It is subsidized, By gifting money how much would be allowed and also would that effect her funding?
The Wisconsin Medicaid program has a penalty period that applies to gifting. In short, gifting could prohibit your mother from receiving Medicaid for a set period of time. The period of time is determined by a formula where the total amount gifted within five years is divided by a "penalty divisor". The exact number of the penalty divisor can change frequently and it depends on the timing of your mother's Medicaid application. I recommend you consult with an elder law attorney in your area.See question
We are a married couple. I have some knowledge of the gift tax laws and the tax ramifications of winning a jackpot.

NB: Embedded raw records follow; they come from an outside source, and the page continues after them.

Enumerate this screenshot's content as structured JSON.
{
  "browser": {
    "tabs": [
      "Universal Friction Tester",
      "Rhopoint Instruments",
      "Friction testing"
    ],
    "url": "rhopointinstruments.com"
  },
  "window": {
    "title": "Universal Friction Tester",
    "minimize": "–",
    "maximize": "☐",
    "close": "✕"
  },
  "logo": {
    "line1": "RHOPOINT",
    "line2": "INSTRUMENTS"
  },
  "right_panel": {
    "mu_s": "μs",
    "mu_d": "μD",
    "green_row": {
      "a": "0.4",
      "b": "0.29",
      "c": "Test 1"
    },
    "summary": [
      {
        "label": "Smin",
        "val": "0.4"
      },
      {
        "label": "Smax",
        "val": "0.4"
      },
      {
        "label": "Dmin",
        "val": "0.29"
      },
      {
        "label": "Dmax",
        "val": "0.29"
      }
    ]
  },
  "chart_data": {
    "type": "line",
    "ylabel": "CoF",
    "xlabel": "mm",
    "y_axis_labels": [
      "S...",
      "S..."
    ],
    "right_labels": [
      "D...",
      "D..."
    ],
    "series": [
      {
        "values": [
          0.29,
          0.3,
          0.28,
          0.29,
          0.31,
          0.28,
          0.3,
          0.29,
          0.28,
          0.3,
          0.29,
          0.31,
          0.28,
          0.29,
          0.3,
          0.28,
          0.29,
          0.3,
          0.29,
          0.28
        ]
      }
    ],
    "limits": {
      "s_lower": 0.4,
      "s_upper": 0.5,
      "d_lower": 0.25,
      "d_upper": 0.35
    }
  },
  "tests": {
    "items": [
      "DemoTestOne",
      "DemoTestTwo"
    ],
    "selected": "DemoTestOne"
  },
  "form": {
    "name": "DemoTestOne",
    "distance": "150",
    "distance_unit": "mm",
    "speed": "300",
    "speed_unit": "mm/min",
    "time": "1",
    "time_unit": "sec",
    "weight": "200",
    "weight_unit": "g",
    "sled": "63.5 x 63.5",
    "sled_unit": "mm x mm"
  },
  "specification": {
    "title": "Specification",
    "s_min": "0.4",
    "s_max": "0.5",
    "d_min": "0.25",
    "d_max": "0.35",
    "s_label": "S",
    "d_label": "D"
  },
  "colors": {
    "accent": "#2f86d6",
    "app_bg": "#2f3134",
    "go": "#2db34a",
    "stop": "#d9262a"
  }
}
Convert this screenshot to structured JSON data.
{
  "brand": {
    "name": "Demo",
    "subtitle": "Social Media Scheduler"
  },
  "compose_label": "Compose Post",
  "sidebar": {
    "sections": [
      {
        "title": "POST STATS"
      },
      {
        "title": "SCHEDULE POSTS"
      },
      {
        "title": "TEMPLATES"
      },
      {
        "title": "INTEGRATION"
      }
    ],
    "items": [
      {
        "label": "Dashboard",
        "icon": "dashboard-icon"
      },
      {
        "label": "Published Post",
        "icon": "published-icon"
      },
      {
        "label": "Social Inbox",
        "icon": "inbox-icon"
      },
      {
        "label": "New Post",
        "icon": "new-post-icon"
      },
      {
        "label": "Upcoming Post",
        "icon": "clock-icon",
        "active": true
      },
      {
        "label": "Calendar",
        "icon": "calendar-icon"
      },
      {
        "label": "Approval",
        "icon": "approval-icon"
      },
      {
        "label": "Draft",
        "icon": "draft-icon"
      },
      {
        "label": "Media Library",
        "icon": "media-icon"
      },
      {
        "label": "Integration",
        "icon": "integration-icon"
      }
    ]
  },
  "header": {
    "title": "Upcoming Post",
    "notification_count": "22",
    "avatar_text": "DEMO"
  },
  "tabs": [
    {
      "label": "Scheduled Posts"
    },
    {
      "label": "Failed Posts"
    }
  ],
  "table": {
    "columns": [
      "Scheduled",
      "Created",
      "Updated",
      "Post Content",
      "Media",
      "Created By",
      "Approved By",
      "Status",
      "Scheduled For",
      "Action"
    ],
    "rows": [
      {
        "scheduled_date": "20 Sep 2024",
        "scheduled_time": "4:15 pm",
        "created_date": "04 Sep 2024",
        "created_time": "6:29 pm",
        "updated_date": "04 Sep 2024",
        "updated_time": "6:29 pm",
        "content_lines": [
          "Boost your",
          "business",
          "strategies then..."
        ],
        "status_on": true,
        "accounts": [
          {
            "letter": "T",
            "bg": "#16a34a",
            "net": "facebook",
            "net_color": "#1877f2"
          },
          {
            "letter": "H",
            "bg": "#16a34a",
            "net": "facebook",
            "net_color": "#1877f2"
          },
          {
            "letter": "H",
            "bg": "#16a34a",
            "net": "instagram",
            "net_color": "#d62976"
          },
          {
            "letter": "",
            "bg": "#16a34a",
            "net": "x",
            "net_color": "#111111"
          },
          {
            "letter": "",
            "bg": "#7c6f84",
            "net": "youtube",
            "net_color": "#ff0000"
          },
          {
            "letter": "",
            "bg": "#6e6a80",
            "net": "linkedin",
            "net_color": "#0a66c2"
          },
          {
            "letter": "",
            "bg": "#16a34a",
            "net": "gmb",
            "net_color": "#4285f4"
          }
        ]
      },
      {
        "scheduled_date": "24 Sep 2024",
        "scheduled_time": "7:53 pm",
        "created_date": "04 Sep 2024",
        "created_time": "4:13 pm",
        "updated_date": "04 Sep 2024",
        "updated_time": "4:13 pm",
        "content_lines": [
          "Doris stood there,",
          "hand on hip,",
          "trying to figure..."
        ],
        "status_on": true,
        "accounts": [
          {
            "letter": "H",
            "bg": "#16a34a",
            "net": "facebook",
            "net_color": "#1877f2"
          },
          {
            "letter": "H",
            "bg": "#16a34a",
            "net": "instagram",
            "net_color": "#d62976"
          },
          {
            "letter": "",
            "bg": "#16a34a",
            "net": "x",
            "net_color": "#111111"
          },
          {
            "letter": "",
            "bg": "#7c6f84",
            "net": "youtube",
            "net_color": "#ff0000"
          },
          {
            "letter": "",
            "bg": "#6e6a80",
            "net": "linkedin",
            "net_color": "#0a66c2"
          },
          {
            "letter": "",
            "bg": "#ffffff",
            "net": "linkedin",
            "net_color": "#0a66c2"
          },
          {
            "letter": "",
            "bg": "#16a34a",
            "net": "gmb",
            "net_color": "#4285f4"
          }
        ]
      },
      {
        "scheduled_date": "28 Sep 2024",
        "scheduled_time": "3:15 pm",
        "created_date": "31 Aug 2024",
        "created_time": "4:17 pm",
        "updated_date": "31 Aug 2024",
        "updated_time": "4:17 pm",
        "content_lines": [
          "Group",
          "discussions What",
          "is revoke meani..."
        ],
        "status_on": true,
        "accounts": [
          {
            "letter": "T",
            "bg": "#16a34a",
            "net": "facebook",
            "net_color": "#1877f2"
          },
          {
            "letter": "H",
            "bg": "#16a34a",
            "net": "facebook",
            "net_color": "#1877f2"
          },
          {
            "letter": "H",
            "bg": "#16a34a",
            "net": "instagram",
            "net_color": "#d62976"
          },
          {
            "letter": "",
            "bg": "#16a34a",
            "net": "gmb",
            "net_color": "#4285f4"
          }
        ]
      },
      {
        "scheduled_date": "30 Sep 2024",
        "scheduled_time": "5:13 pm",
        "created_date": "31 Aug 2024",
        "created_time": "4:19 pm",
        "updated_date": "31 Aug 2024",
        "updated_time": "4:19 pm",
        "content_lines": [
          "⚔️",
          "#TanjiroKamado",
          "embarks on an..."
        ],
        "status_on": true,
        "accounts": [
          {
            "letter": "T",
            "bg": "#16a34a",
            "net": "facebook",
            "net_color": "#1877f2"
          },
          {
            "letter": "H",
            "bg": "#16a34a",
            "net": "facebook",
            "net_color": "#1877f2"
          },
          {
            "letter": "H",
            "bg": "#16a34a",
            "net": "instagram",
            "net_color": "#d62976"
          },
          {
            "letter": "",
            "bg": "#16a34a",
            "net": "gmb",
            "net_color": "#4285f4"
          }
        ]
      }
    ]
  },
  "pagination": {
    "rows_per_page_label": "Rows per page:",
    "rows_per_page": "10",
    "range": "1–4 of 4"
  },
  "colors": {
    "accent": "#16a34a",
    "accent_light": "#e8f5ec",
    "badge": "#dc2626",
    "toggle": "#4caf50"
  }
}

I agree with Attorney Zelinger's well rounded answer. Setting up a trust may or may not accomplish your goals. However, I recommend you find an experienced estate planning attorney to help discuss your goals and the best estate planning method to accomplish those goals. Setting up a revocable trust to receive the proceeds from your lottery jackpot may or may not be the answer to your newly increased estate.See question
My Grandma can no longer drive because her Dementia is so bad. So I drove to her house and let her know I was bringing her car to my house. She was ok with it and currently understands why. I am not interested in keeping the car for myself. I ...
You should work with an estate planning or elder law attorney who will determine whether your grandmother has the capacity (and willingness) to execute powers of attorney. However, if she is unwilling to do so and her competence is in question, you may need to file a petition for guardianship. Although the car is an issue for you, it seems to me there are additional issues that need to be addressed in the form of powers of attorney or guardianship.See question
I have tried 4 times to get him on Medicaid & was refused. I have spent down everything fixing repairs to our House That they approved. Now I have nothing else to spend Down.I am trying again. He can never come back home because of the Stage he i...
There is not much to add to the earlier comment to seek the advice of a qualified elder law attorney. However, if you are additionally facing pressure from the nursing home to remove your husband, you might also check to see if the county in which your husband resides has a Department on Aging or Long-Term Care. Explain the situation and see if there are means for the county senior department to help protect your husband's safety. In addition, check to see if Tennessee has a long-term care ombudsman to help work with the facility.See question
now some creditors have filed a claim against the estate but the estate is insolvent
Contact your county's "Register in Probate" office, or the office designated to receive the original Last Will and Testament document. Some states have a requirement that the original Will be filed with the appropriate office within a certain timeframe following death. If there are assets to administer, the nominated executor (also called a "Personal Representative" or other title) will need to apply to the court for documentation (often called "Letters") of administration. The Letters will allow the personal representative to proceed forward with handling the estate. There are many steps that may need to be accomplished, such as publishing a notice to creditors. I would recomend that you seek the advice of a probate attorney before proceeding. Many county and state bar associations can give you referrals, or search Avvo for a probate attorney local to you or the county where your mother passed away.
My condolences to you, and best of luck.See question